Florida Department of Environmental Protection (FDEP)
This section provides information, links to and reports on, on air and water quality from the Florida Department of Environmental Protection.
- Florida Department of Environmental Protection Division of Air Resource Management's (DARM's) AirInfo Data Search application which provides easy access to Air Facility, Air Compliance & Enforcement, and Annual Air Emissions data. Use AirInfo Data Search to find information about sources of air pollution at facilities across the state, including facility compliance and enforcement history and statewide emissions information. You can search by source category, location, SIC code and facility name.
Here are some links from the Florida Department of Environmental Protection (DEP). They are great tools that are free for the public to use. Take some time to play around with them and see what you can find!
What is a Basin Management Action Plan (BMAP)?
A BMAP is the "blueprint" for restoring impaired waters by reducing pollutant loadings to meet the allowable loadings established in a Total Maximum Daily Load (TMDL*).
It represents a comprehensive set of strategies--permit limits on wastewater facilities, urban and agricultural best management practices, conservation programs, financial assistance and revenue generating activities, etc., designed to implement the pollutant reductions established by the TMDL. These broad-based plans are developed with local stakeholders - they rely on local input and local commitment - and they are adopted by Secretarial Order to be enforceable.
*A TMDL is a value of the maximum amount of a pollutant that a body of water can receive while still meeting water quality standards. Alternatively, TMDL is an allocation of that water pollutant deemed acceptable to the subject receiving waters.
Main Stem of the Lower St. Johns River (October 2008)
The LSJR BMAP represents the collaborative effort of the Lower St. Johns River TMDL Executive Committee in cooperation with the Florida Department of Environmental Protection, Division of Environmental Assessment and Restoration to identify the management strategies necessary to achieve the nutrient TMDLs for the main stem of the river from the confluence of the Ocklawaha River north to the mouth of the river.
Lower St. Johns River Tributaries (December 2009)
The Lower St. Johns River Tributaries BMAP addresses ten fecal coliform TMDLs for Newcastle Creek, Hogan Creek, Butcher Pen Creek, Miller Creek, Miramar Creek, Big Fishweir Creek, Deer Creek, Terrapin Creek, Goodby's Creek, and Open Creek. This plan developed collaboratively by the City of Jacksonville, JEA, Duval County Health Department, Florida Department of Transportation, Tributary Assessment Team, the community Basin Working Group Stakeholders, and Florida Department of Environmental Protection.

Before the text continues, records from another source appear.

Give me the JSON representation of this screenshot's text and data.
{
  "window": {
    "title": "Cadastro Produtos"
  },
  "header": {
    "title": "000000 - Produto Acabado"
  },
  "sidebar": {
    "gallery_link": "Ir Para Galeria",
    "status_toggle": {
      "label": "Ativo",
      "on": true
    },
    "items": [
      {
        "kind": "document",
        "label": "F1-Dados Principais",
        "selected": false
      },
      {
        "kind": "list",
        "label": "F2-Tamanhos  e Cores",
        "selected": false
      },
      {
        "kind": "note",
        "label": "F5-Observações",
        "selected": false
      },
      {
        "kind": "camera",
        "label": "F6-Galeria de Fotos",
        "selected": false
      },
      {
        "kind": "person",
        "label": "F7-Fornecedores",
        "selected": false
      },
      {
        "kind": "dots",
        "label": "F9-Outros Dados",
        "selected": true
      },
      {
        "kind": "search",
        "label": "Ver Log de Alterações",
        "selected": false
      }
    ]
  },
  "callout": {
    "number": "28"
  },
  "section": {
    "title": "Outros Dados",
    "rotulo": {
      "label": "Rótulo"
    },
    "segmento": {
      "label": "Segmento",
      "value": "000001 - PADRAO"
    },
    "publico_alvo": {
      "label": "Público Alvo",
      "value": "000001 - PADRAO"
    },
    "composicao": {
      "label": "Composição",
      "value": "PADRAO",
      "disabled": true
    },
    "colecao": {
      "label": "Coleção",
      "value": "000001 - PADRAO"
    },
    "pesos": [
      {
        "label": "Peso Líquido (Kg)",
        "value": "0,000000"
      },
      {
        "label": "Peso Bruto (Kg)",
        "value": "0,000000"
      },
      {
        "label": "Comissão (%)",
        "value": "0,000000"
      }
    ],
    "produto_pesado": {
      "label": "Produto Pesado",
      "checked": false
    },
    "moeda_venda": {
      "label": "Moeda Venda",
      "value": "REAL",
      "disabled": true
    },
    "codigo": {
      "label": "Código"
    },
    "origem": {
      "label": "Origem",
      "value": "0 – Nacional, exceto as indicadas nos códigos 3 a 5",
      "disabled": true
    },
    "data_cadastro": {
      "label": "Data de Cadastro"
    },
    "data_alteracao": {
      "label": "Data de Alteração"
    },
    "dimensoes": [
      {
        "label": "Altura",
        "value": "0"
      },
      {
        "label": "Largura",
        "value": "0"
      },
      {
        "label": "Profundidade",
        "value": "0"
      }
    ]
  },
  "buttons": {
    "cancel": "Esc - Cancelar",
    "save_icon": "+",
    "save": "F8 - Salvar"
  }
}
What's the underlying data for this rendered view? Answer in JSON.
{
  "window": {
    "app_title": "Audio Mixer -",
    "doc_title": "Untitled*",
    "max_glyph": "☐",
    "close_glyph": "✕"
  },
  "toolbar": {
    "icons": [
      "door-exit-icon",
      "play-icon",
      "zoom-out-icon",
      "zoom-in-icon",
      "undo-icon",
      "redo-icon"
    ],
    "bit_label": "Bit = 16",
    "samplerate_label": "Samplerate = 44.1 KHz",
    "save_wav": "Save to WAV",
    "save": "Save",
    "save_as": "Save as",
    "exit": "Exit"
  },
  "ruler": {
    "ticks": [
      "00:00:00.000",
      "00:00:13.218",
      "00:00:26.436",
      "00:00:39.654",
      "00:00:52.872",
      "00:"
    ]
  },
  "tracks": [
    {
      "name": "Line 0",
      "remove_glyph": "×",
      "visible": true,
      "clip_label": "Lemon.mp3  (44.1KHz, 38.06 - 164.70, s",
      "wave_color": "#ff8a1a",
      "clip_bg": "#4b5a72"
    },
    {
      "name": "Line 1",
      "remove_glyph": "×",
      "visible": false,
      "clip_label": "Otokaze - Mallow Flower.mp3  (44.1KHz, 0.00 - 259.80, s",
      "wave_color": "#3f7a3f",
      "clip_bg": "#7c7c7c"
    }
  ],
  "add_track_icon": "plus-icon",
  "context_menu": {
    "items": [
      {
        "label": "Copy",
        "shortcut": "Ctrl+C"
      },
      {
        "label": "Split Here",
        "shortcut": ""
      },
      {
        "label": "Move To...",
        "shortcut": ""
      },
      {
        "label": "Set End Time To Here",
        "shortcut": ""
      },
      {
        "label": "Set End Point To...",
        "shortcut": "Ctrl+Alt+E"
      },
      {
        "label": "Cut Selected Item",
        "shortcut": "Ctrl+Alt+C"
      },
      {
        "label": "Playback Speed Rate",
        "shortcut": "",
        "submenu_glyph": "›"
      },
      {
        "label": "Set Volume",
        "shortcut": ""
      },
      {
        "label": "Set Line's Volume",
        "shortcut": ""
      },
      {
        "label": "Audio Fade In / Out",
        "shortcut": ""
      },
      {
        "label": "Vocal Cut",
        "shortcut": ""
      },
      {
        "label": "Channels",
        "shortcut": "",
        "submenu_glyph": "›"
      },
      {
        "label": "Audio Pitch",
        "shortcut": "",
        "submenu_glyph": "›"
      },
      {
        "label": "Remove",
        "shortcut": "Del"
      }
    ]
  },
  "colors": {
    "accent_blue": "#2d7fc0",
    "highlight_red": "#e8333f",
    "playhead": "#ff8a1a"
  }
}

Lower St. Johns River Tributaries II (August 2010)
The Lower St. Johns River Tributaries BMAP addresses fifteen fecal coliform TMDLs for Craig Creek, McCoy Creek, Williamson Creek, Fishing Creek, Deep Bottom Creek, Moncrief Creek, Blockhouse Creek, Hopkins Creek, Cormorant Branch, Wills Branch, Sherman Creek, Greenfield Creek, Pottsburg Creek, Upper Trout River, and Lower Trout River. This plan was developed collaboratively by the Cities of Jacksonville, Atlantic Beach, Neptune Beach, Jacksonville Beach; Naval Station Mayport, JEA, Duval County Health Department, Florida Department of Transportation, the community Basin Working Group Stakeholders, and Florida Department of Environmental Protection.
St. John's River Water Management District
This section is a collection of information that the St. John's River Water Management District
provides about water quality and water supply.
Various Online Tools, GIS and Data
- Many of the District’s staff are involved in collecting and analyzing large amounts of information. The information collected includes rainfall amounts, well levels, and surface water levels and fluctuations. The District’s geographic information system and floodplain mapping are used by local governments when planning land use and development.
Likewise, the data are useful as part of District-developed computer models, such as those that show the groundwater flow system, which provide a better understanding of how water moves underground. These models are used to evaluate the impact of current water use patterns in the District and the long-term water supply potential of the area’s aquifers.
Annual Water use Surveys and data:
Protecting and restoring water quality is a core mission of the St. Johns River Water Management District. A key component of this work is water quality monitoring and reporting.